To use GitLab CI/CD, you need:
- Application code hosted in a Git repository.
- A file called
.gitlab-ci.ymlin the root of your repository, which contains the CI/CD configuration.
.gitlab-ci.yml file, you can define:
- The scripts you want to run.
- Other configuration files and templates you want to include.
- Dependencies and caches.
- The commands you want to run in sequence and those you want to run in parallel.
- The location to deploy your application to.
- Whether you want to run the scripts automatically or trigger any of them manually.
The scripts are grouped into jobs, and jobs run as part of a larger pipeline. You can group multiple independent jobs into stages that run in a defined order.
You should organize your jobs in a sequence that suits your application and is in accordance with the tests you wish to perform. To visualize the process, imagine the scripts you add to jobs are the same as CLI commands you run on your computer.
When you add a
.gitlab-ci.yml file to your
repository, GitLab detects it and an application called GitLab Runner

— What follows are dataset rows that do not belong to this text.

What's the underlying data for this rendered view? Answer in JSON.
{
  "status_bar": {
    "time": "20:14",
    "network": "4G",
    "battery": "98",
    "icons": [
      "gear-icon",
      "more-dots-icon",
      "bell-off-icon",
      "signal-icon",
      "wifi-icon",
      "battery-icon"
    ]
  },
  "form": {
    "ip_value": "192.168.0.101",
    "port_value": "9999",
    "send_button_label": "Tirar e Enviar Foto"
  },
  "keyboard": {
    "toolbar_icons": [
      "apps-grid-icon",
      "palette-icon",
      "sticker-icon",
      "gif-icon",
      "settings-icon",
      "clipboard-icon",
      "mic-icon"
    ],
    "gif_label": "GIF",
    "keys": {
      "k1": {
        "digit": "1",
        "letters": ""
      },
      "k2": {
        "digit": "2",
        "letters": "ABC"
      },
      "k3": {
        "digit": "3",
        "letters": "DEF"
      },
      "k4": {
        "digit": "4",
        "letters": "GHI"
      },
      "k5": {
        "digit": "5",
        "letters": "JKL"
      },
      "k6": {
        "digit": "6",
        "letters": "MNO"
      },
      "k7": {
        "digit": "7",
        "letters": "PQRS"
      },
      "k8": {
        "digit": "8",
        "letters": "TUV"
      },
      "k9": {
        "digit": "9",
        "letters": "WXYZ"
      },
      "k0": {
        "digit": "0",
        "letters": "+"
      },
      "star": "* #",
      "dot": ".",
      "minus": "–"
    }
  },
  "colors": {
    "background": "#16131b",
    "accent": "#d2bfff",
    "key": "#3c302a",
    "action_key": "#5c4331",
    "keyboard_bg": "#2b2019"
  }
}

runs the scripts defined in the jobs.
.gitlab-ci.yml file might contain:
stages: - build - test build-code-job: stage: build script: - echo "Check the ruby version, then build some Ruby project files:" - ruby -v - rake test-code-job1: stage: test script: - echo "If the files are built successfully, test some files with one command:" - rake test1 test-code-job2: stage: test script: - echo "If the files are built successfully, test other files with a different command:" - rake test2
In this example, the

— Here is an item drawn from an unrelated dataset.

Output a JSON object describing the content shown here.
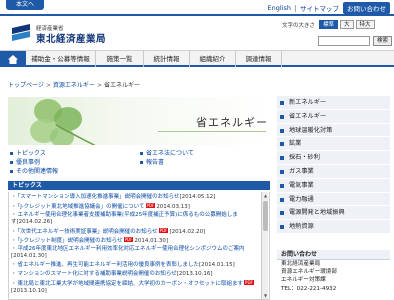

build-code-job job in the
build stage runs first. It outputs
the Ruby version the job is using, then runs
rake to build project files.

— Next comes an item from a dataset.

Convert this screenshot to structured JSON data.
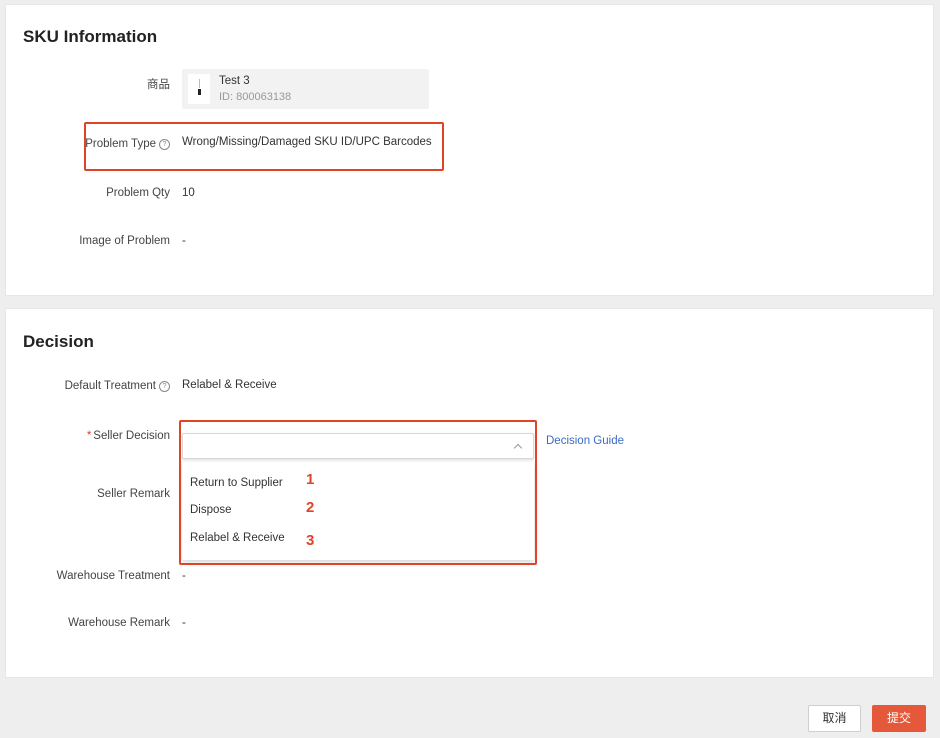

If this job completes successfully, the two
test-code-job jobs in the
test stage start
in parallel and run tests on the files.
The full pipeline in the example is composed of three jobs, grouped into two stages,
test. The pipeline runs every time changes are pushed to any
branch in the project.
GitLab CI/CD not only executes the jobs but also shows you what’s happening during execution, just as you would see in your terminal:
You create the strategy for your app and GitLab runs the pipeline according to what you’ve defined. Your pipeline status is also displayed by GitLab:
If anything goes wrong, you can roll back the changes: